Melody Time shares a lot of similarities to Make Mine Music, it might as well be a sequel. Both films are a series of animated shorts tied together by popular music (of the time) and are clearly trying to be like Fantasia. But I’m going to judge them as their own individual piece. So how is Melody Time? Just like Make Mine Music, it’s also good for what it is. It has some really good animation, some solid short narratives, and brilliant music numbers. Bumble Boogie is a bee trying to escape dying from a swing music frenzy created by animation. It’s insane and energetic. Trees takes the self-titled poem and adds animation that would fit the words. It’s literally poetry in motion. The short that people remember the most out of this film is the Johnny Appleseed one. They put a lot of effort into this one because it is gorgeous. I’m amazed that they didn’t turn into a feature-length film. The other shorts are either enjoyable enough or forgettable. So, yeah. Melody Time is really good. Check it out if you haven’t. I give it an 8/10.

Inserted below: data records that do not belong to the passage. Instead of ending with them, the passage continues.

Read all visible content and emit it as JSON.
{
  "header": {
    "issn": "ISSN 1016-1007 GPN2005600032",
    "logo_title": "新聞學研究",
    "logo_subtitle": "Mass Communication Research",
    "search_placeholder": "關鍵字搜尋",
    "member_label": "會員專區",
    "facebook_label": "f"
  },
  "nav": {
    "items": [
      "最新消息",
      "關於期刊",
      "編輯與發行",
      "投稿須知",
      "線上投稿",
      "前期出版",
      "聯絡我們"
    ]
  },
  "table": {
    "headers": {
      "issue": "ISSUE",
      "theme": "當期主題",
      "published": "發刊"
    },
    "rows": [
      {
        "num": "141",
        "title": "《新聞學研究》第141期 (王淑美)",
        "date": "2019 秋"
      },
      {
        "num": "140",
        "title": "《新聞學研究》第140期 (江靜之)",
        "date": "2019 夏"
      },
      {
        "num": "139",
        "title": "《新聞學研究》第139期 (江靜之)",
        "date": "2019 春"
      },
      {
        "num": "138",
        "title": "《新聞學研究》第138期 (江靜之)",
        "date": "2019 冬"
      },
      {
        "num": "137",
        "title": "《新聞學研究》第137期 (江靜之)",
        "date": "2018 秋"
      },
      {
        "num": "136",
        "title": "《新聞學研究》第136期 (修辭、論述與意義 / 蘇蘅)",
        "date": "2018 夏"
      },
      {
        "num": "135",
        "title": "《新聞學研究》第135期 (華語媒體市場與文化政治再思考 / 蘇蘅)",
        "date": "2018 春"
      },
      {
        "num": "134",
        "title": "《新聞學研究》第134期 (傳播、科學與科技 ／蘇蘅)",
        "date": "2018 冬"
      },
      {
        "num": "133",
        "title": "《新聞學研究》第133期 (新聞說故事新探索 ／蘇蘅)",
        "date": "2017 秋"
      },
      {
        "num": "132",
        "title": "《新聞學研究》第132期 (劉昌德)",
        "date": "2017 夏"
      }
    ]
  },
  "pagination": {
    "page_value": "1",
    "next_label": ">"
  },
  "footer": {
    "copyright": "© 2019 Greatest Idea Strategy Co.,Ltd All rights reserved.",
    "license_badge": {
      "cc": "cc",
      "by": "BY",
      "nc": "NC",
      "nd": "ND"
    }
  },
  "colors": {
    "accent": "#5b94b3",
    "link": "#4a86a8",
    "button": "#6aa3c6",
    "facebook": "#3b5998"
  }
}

The Adventures Of Ichabod And Mister Toad

Release Date: October 5, 1949

We’ve reached the last of the package films with The Adventures Of Ichabod And Mister Toad. And they went out on a high note because I really like this film. Just like Fun And Fancy Free, this is two shorts put into one and they’re both adaptations of classic stories, but they actually fit with each other in a strange way. The first is an adaptation of 1908’s The Wind In The Willows and it’s a strange and crazy story that has a lot of laughs and insane moments. The second short is based on The Legend Of Sleepy Hollow and is centered on Ichabod Crane’s interactions with the townsfolk. There’s no dialogue, just narration done by Bing Crosby, but you get a lot of character out of this short, including the main character, Ichabod, being an asshole. And then there’s the Headless Horseman chase scene, which…

It speaks for itself. Out of these package films, The Adventures Of Ichabod And Mister Toad is the best out of all of them. Dark, funny, taking some liberties with the source material and being their own thing, it’s a riot. I give it a 9/10.

Even though these films aren’t as well-known as other Disney films, the package films from the 40s are important for the studio as they helped make up for their financial losses on their more expensive films. Now, the studio is going to gamble their entire careers and future by going back to feature-length films. They went back to the ideas that were put on hold, starting with a fairy tale. And thus, the Silver Age of Disney films began.